> DATA IN THIS EXERCISE:

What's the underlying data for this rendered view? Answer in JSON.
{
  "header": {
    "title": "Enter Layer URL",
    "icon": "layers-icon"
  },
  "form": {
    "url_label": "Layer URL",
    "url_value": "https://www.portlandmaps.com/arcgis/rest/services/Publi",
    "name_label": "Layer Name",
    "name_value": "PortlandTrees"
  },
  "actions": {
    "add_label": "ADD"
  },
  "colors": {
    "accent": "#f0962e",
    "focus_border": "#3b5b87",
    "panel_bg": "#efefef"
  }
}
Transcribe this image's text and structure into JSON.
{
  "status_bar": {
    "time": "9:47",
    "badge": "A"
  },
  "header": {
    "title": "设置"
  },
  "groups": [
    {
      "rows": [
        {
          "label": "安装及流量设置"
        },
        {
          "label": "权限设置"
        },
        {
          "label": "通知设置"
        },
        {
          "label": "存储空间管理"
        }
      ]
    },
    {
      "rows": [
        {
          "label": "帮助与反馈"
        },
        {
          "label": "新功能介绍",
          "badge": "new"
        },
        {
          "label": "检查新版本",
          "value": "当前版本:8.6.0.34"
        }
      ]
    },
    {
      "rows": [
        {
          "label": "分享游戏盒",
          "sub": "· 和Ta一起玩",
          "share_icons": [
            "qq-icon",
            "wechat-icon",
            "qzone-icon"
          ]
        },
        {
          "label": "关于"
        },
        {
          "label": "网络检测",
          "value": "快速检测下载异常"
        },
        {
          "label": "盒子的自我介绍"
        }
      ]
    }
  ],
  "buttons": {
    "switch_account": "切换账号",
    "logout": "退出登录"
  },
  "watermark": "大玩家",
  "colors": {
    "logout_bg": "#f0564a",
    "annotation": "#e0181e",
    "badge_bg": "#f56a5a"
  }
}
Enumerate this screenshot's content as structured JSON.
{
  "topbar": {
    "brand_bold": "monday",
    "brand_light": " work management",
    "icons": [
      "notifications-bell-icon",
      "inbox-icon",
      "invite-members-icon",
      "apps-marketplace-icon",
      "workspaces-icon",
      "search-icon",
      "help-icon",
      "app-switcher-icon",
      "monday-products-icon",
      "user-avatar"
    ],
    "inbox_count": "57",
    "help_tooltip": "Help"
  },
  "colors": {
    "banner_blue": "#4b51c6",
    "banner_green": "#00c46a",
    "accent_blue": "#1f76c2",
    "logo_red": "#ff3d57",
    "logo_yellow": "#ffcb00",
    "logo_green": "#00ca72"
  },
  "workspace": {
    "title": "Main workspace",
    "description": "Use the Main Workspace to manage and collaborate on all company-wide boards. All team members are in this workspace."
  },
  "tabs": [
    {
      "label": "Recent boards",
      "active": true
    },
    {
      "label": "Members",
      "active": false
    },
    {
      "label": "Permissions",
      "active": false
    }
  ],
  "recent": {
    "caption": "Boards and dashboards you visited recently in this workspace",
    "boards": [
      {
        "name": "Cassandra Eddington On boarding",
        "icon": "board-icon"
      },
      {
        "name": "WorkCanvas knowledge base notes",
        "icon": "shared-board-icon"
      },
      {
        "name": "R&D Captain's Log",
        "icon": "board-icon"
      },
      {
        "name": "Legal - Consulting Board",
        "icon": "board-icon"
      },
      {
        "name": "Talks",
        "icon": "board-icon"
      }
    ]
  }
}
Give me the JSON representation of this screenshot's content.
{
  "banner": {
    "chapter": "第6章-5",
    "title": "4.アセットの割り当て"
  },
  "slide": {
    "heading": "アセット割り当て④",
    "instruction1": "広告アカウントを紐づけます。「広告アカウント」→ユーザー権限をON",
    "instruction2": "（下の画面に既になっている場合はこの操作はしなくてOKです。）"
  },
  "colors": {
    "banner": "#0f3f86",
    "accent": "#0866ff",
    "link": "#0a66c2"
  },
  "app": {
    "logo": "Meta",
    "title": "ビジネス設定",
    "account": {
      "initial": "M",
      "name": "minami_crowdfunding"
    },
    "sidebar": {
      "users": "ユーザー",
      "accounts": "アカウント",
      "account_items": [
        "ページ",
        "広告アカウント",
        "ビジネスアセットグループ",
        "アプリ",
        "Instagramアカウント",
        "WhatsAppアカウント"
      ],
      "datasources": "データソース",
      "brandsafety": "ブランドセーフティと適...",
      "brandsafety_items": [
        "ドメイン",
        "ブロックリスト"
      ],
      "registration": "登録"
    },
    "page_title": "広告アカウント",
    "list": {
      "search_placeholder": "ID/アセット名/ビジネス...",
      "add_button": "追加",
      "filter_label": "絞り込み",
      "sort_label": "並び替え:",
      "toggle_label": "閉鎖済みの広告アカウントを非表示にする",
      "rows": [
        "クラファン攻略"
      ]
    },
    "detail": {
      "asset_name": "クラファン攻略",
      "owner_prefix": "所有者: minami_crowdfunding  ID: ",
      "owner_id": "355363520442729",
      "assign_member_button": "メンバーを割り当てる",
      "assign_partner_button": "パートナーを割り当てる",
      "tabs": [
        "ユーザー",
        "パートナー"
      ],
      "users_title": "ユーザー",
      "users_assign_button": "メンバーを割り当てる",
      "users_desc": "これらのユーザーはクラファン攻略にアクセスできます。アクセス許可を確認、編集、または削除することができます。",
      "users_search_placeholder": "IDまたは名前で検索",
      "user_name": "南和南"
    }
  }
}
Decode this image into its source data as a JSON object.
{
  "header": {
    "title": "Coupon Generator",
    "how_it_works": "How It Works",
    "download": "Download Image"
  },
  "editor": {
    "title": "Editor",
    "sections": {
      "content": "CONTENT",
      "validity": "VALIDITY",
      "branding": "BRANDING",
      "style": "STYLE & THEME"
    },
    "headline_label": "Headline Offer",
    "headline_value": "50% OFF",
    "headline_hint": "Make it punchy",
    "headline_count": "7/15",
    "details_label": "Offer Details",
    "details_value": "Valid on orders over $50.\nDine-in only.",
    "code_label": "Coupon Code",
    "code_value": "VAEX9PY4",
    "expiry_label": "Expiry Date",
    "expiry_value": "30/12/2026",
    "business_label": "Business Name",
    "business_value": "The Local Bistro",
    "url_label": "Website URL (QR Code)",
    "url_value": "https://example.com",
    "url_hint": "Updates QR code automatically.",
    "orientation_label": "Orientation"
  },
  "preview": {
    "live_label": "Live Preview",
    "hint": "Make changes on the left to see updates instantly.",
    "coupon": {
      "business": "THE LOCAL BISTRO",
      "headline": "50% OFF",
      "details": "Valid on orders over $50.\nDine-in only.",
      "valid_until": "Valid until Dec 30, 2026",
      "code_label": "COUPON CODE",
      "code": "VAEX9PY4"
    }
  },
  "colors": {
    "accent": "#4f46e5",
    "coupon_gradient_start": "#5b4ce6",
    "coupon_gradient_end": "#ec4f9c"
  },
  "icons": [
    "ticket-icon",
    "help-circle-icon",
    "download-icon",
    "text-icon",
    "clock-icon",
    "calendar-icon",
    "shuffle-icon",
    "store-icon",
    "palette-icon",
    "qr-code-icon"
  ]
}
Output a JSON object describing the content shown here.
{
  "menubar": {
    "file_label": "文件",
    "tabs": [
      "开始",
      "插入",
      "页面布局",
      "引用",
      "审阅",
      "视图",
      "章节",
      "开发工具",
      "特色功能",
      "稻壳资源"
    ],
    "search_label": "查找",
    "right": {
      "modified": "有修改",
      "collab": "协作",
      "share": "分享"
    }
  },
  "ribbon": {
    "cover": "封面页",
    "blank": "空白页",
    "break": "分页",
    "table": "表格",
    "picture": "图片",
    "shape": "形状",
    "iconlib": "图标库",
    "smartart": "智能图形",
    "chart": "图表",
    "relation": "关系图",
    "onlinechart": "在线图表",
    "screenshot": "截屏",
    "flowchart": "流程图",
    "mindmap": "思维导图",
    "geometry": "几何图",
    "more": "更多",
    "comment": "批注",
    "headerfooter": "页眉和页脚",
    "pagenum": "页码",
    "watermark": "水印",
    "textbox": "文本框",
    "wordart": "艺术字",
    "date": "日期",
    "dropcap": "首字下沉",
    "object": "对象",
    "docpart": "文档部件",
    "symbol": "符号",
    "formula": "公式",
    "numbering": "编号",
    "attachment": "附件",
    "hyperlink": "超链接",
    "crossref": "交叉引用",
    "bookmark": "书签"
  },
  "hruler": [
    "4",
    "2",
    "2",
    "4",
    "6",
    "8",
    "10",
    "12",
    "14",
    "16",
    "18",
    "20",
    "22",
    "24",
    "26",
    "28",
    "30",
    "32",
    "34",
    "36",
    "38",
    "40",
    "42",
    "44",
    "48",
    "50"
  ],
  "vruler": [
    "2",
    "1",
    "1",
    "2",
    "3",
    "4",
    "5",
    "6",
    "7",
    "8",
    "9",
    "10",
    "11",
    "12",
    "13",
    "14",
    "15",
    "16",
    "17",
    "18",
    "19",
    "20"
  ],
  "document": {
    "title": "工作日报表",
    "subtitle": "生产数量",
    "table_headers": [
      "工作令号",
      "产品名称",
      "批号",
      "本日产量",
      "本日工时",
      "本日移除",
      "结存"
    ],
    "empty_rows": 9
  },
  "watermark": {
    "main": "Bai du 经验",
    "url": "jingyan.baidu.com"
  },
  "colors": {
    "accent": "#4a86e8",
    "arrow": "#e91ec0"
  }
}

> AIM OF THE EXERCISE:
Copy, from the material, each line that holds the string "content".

> OUTPUT OF THE EXERCISE:
Enumerate this screenshot's content as structured JSON.
Give me the JSON representation of this screenshot's content.
      "content": "CONTENT",
Output a JSON object describing the content shown here.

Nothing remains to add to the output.